[Ask a young man to present this first-person report.]
I checked the mail, looking for a letter from one of the internship programs I had applied for. But no letter of acceptance came, and I was growing worried.
I am a student of agriculture in Madagascar. [Locate Madagascar, off the coast of Africa, on a map.] My degree requires internships that give students practical experiences on farms. I had to complete a five-week internship to get that experience, but none of the institutions I had contacted accepted me as an intern. I couldn’t complete my degree without an internship.
I contacted my cousin, who is at Zurcher Adventist University in central Madagascar. I asked him if his school had a farm, and he said it did. He urged me to contact the farm manager. For the first time in weeks I felt hopeful.
I knew Adventists were pretty strict about religious stuff, such as keeping their Sabbath and not eating pork. I began feeling nervous about working at this school, but when I was accepted, I knew I had to go. I left for Zurcher promising my parents that I would not become an Adventist.
A New Way of Life
I arrived at the remote university campus and looked around. It looked normal enough. The students were friendly, and my cousin invited me to stay at his house.

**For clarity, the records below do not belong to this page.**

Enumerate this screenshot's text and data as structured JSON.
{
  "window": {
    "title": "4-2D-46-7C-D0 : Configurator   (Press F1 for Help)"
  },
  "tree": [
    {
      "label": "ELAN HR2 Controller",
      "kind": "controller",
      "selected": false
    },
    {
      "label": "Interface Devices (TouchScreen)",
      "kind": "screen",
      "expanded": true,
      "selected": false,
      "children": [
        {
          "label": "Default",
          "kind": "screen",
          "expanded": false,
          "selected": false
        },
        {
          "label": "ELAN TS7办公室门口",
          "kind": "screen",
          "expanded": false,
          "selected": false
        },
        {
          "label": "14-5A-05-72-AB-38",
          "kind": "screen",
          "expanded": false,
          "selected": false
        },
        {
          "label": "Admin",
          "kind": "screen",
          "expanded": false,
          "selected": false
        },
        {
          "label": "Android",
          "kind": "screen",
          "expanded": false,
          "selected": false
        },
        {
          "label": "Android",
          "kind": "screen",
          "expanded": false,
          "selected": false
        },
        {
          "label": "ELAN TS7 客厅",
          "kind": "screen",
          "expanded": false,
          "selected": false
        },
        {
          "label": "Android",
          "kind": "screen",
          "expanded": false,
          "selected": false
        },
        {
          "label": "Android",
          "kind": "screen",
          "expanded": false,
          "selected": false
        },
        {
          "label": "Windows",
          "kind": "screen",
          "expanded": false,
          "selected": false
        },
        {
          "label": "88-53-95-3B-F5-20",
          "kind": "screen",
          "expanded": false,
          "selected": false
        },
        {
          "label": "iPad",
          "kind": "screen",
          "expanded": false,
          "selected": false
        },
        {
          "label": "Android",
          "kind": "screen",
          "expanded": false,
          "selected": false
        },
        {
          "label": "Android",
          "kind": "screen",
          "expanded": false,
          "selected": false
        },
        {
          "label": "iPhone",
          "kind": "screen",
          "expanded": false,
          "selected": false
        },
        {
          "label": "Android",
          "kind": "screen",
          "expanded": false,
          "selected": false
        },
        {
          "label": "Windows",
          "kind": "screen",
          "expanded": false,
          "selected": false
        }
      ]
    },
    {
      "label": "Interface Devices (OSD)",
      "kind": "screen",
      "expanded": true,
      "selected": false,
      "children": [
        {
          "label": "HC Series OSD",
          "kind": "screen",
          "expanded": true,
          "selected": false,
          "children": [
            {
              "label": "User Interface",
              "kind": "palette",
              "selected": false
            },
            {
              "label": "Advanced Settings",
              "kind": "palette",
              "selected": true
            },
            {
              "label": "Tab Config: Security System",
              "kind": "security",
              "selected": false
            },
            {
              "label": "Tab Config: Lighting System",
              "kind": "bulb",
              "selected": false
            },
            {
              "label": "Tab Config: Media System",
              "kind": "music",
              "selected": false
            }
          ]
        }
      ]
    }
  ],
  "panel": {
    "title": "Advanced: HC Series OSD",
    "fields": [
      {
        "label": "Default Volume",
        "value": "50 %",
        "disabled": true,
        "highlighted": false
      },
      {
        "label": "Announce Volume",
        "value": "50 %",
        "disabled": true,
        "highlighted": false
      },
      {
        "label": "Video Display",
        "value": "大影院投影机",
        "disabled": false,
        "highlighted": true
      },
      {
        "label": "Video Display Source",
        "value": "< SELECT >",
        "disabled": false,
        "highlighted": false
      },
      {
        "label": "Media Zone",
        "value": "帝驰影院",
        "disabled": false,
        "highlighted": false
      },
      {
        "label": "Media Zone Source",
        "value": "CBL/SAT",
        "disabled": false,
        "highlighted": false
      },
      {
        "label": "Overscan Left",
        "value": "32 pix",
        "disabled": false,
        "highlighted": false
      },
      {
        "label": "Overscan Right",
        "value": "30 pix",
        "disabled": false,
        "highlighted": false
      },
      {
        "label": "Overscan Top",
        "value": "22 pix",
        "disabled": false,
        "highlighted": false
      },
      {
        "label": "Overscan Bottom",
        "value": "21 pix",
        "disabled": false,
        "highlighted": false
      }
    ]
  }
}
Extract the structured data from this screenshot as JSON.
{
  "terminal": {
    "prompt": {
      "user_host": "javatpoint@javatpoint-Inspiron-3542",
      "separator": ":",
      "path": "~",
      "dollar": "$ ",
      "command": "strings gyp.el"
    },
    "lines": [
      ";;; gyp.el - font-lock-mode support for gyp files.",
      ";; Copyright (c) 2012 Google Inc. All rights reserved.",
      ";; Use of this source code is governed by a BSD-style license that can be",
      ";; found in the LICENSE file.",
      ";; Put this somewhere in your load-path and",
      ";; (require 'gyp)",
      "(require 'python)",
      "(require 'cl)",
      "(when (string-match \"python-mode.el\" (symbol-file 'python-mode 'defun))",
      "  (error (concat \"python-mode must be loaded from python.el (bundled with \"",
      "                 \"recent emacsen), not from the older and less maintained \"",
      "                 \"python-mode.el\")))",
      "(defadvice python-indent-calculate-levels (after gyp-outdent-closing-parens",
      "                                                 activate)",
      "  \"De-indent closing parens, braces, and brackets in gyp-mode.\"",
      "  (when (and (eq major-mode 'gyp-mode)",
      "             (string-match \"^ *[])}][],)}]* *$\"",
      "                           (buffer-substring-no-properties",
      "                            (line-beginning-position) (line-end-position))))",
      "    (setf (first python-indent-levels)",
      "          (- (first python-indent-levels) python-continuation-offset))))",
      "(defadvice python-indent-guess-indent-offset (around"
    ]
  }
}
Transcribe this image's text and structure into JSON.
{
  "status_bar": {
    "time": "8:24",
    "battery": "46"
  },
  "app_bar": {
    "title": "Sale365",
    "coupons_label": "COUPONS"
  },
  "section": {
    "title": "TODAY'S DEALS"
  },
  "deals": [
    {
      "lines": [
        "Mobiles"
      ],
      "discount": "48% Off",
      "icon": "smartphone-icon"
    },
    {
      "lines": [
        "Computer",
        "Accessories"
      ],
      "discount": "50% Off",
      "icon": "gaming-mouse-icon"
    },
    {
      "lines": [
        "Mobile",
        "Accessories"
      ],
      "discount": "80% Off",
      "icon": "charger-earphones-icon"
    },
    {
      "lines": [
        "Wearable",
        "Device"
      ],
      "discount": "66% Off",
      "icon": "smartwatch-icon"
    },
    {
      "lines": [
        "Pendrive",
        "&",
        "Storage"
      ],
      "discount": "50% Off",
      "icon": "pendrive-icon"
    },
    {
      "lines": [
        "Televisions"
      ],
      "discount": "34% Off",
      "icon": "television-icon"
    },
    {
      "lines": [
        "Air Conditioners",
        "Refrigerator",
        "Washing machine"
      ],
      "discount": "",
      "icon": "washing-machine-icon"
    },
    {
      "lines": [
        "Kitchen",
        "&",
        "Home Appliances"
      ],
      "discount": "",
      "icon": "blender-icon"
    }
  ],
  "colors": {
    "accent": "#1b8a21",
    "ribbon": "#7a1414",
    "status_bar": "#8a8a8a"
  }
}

I began working on the farm the next day. We worked hard all day, every day. But on Friday afternoon, the farm manager told me to go home and prepare for the Sabbath. That evening my cousin’s family gathered to sing and pray before going to a meeting at the church. They explained that Sabbath begins at sundown on Friday.
Two weeks passed, and I enjoyed the work experience. To my surprise, I found myself looking forward to the Sabbath. It wasn’t just a day off of work; I looked forward to worship too.
Building a Strong Defense
My mother called, warning me to remain true to my family’s religion and urging me not to become an Adventist. But I couldn’t help my curiosity. Every day I had more questions about what Adventists believe and how they differ from my own family’s beliefs. I asked lots of questions and enjoyed discussing the Bible with my cousin’s family. I studied the Sabbath School lesson so that I would have strong arguments to present each week. I wanted to find cracks in the wall of the Adventist faith.
One day I saw a book in my cousin’s house called Patriarchs and Prophets. I began reading it and could not put it down. Everything in that book was backed up with Bible references. I read other books I found in my cousin’s home. I hardly had time to sleep!
When my five weeks ended, I was sad to leave. I had learned so much. I had come to learn about agriculture, but I had received a spiritual education I had not expected.
Carrying the Faith Back Home
When I returned home, I went back to my busy schedule. But I missed the spiritual atmosphere of Zurcher. I read a book my cousin had given me about the importance of the Sabbath and decided to worship God on the seventh day. I told my professor I would not attend classes on Saturdays. He warned me that my grade would be in jeopardy. But the day after I missed my first Saturday class, the professor brought me a recording of his lecture.
I studied the history of Christianity and the Sabbath, and I decided to be baptized into the Adventist Church. I was so excited about finding the truth! I talked to my mother and my younger brother and sister about my new faith. My mother said she would never observe the Sabbath. But I remembered how my stubborn mind had changed in just five weeks, and I told her she might be surprised at what God can do. I’m sending my dad text messages about what I am learning.
I share my faith at school with anyone who will listen. Some walk away, but I keep talking. One student has been baptized, and two more are attending church because I shared my new faith with them.
And I continue to learn every day. I’m grateful for Zurcher Adventist University, a school that builds faith. This quarter part of our Thirteenth Sabbath Offering will help build a much-needed student center on the campus of this school. It will help the school become fully accredited. One day soon I’d like to study theology there. After all, that’s where God planted the first seeds of faith in my life.